In a small courtyard is a statue of “Medeina” a Lithuanian Pagan Goddess. She rides a bear and Martina my guide told me that some of the pagan traditions are slowly coming back.
Vilnius has a large number of churches, 28 if I’m not mistaken. Under the Soviet rule they were used for different purposes, a brothel, a garage, basketball court, to store watermelons etc, everything other than worship. These days all these churches have been restored and returned to being places of worship.
The Uzupis is a self proclaimed Republic, with its own constitution and “Barliment”, yes “Barliment, no typo here. Until Lithuania's declaration of independence in 1990, it was one of the most neglected areas in the city, containing many run-down houses, many without utilities. The district has been a common haunt of artists and bohemians since Soviet times, and even today many young artists are squatting in abandoned buildings near the Vilnia River.
It has become the bohemian hip area of Vilnius. People did not venture into this area some 25 years back, being the most dangerous and filled with hippies. Now it has become the most expensive part of the city to reside in. Art is everywhere. They even have a statue of Christ with a backpack.
Uzupis is quirky and unconventional. Adhere to these 3 rules; Smile, 20 mph speed limit (or you will end up in the river) and admire the art and I promise you will have a good time. The constitution of Uzupis is displayed in 27 languages, with space for more. I found it in Hindi as well. I particularly liked rule 14 – “Sometimes everyone has the right to be unaware of their duties.” Love it... Maybe I should move to this Republic.
Next up the Angel of Vilnius. Apparently the artist, Romas Vilciauskas failed to complete the statue for the deadline, so creatively, an “egg” was unveiled from which the Angel would be born. The egg is now near the bus station. He was just too drunk to finish the sculpture, I was told.

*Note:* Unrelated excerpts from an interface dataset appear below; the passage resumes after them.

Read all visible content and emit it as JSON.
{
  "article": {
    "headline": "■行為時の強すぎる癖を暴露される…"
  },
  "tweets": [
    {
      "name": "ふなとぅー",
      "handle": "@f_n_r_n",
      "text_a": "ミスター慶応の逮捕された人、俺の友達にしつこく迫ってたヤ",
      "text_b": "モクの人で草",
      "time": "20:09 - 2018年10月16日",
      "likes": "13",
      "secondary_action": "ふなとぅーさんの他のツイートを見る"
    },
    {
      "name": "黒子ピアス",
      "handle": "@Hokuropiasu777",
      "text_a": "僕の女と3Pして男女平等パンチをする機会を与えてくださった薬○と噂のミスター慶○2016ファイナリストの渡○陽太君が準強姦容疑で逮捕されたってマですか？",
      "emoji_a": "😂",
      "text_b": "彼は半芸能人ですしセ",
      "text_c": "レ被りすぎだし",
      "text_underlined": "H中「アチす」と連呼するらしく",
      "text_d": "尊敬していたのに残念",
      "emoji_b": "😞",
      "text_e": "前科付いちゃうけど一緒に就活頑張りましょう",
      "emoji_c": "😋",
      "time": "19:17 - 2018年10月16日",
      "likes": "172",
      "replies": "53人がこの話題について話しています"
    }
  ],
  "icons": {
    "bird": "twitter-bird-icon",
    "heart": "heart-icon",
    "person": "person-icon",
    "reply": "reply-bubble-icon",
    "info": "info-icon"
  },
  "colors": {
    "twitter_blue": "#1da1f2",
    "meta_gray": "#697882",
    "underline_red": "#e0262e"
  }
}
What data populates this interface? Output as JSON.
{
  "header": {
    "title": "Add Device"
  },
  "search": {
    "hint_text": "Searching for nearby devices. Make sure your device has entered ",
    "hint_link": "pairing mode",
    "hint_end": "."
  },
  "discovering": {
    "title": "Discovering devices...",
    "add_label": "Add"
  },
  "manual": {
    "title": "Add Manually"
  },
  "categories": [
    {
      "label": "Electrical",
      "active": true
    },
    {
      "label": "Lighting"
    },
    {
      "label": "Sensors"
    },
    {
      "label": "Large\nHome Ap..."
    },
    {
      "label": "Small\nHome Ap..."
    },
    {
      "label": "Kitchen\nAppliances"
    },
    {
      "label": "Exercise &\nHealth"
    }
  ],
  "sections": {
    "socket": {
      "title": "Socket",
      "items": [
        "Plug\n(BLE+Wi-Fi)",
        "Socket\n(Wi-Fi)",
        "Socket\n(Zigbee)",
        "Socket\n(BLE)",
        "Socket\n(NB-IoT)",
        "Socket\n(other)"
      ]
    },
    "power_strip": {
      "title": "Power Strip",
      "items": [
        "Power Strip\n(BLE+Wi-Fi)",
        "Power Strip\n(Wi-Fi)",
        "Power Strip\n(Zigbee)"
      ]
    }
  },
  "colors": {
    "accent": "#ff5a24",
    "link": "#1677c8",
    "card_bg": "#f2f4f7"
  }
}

Walking on we passed this very beautiful Church, St Anne’s. When Napoleon was here he liked it so much that he used it as his stables, and when he left he burned the insides down.
The Literatu Street is also one of the iconic streets of Vilnius. The walls of this street are dedicated to authors who have in some way made a difference to Lithuania. Small plaques are embedded into these walls and thus creating a beautiful mosaic of art. There is a set of false teeth as well and one for Thomas Harris (Silence of the Lambs) apparently Hannibal Lecter had his roots in Lithuania.I was wondering if that is nice thing to boast about!
Another thing worthy of mention is the “The Baltic way “On August 23, 1989, a human chain, starting in Lithuania and passing through Latvia and culminating in Estonia was formed. Known as “The Baltic Way,” 2 million people stood together to create a human chain. Ultimately, this was a powerful statement by the Baltic people to the Soviet Government in their bid for independence. It is said, that your wish will come true if you turn 7 times on the “stebuklas” tile. The belief being, if the wish for independence was granted, anything is possible.
There is another interesting story. The famous “Bagel” has its origin in Vilnius. Visiting the Jewish quarter, Martina explained that before the War, Vilnius had the highest Jewish population in the world. As Lithuania was very poor, they were invited by the then governance to come and live in Vilnius and do trade to better the economy of the city. After the holocaust, only 7,000 of them had survived, of whom most fled back to Israel.
There was a lady who survived and made her way to New York. She started baking Bagels in her home and thus was born the famous Bagels of New York.
Of all the 3 Baltic country capitals, I found Vilnius most captivating. So happy to have walked the streets of this beautiful city. Tallinn, Riga and Vilnius are all different in their vibes but Vilnius is my favourite.
(The writer is a travel and car enthusiast who did a road trip from Coimbatore to London in 2017)